Perhaps this is because it is difficult to assess accuracy in an error/etc function? I imagine its extremely hard to assess accuracy in most MT contexts. Its probably easier to assess accuracy in many NLG contexts, but I note that the most successful approaches to date involve an extra post-processing or “beam reranking” step which focuses on accuracy. Ie, we ask the deep learning system to produce a number of possible texts (over-generation), and then use an accuracy-focused metric to filter out texts which are not accurate. Which works to some degree, at least in simple applications like the restaurant descriptions in the E-to-E challenge, but its striking that the accuracy check is largely separated from the rest of the system (maybe this is because it is domain dependent?).
I’m also not sure how well a postprocessing/reranking approach would work in a complex application such as Babytalk, since it would be difficult to parse/analyse a candidate text to measure its accuracy. In fact, I suspect it might be easier to construct an accurate text from first principles (ie, classic NLG content determination) than to check the accuracy of a proposed text produced by a deep learning system.
I suspect one underlying problem is that most deep learning researchers use evaluation metrics (such as BLEU) which are really bad at assessing accuracy. So if accuracy is as important as I believe it is, researchers need to switch to evaluation techniques which properly measure and prioritise accuracy.

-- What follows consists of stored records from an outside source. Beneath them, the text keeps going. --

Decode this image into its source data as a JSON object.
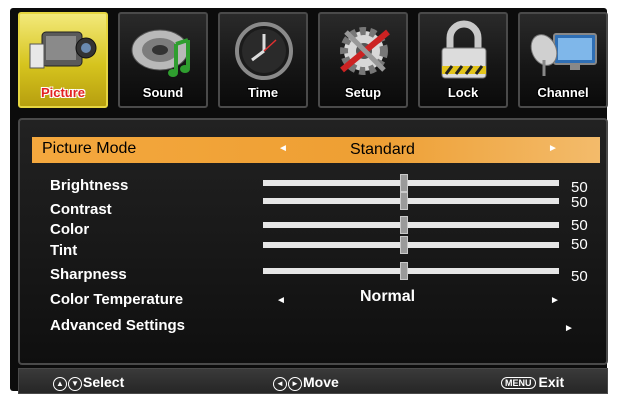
{
  "tabs": [
    {
      "label": "Picture",
      "icon": "camcorder-icon",
      "active": true
    },
    {
      "label": "Sound",
      "icon": "speaker-music-icon",
      "active": false
    },
    {
      "label": "Time",
      "icon": "clock-icon",
      "active": false
    },
    {
      "label": "Setup",
      "icon": "gear-tools-icon",
      "active": false
    },
    {
      "label": "Lock",
      "icon": "padlock-icon",
      "active": false
    },
    {
      "label": "Channel",
      "icon": "satellite-dish-tv-icon",
      "active": false
    }
  ],
  "picture_mode": {
    "label": "Picture Mode",
    "value": "Standard"
  },
  "sliders": [
    {
      "label": "Brightness",
      "value": "50",
      "level": 0.5
    },
    {
      "label": "Contrast",
      "value": "50",
      "level": 0.5
    },
    {
      "label": "Color",
      "value": "50",
      "level": 0.5
    },
    {
      "label": "Tint",
      "value": "50",
      "level": 0.5
    },
    {
      "label": "Sharpness",
      "value": "50",
      "level": 0.5
    }
  ],
  "color_temperature": {
    "label": "Color Temperature",
    "value": "Normal"
  },
  "advanced": {
    "label": "Advanced Settings"
  },
  "footer": {
    "select": "Select",
    "move": "Move",
    "menu_key": "MENU",
    "exit": "Exit"
  },
  "colors": {
    "highlight": "#F0A035",
    "active_tab": "#D6C41E",
    "tab_text_active": "#E32222"
  }
}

Another point is that almost all NLG researchers (even those who do human evaluations) focus on average case performance, not worst case. But if we need to guarantee a minimal level of accuracy for all texts produced by our NLG system, then we need an evaluation technique which is sensitive to the worst case. And indeed test cases which are perhaps designed to be “nasty” and “weird” in order to ensure acceptable accuracy on boundary (edge) cases.
Current deep learning approaches seem to be better at producing readable texts than at producing accurate texts, in both NLG and at least some MT contexts. This is a real problem in NLG, since accuracy is more important than readability in most NLG applications. I’m sure progress can be made in improving this in contexts where accuracy can be measured; probably the first step is introducing evaluation techniques which properly prioritise accuracy and look at worst-case as well as average-case performance. However in some contexts it may be very difficult to measure accuracy; these may be more challenging to deal with using deep learning approaches.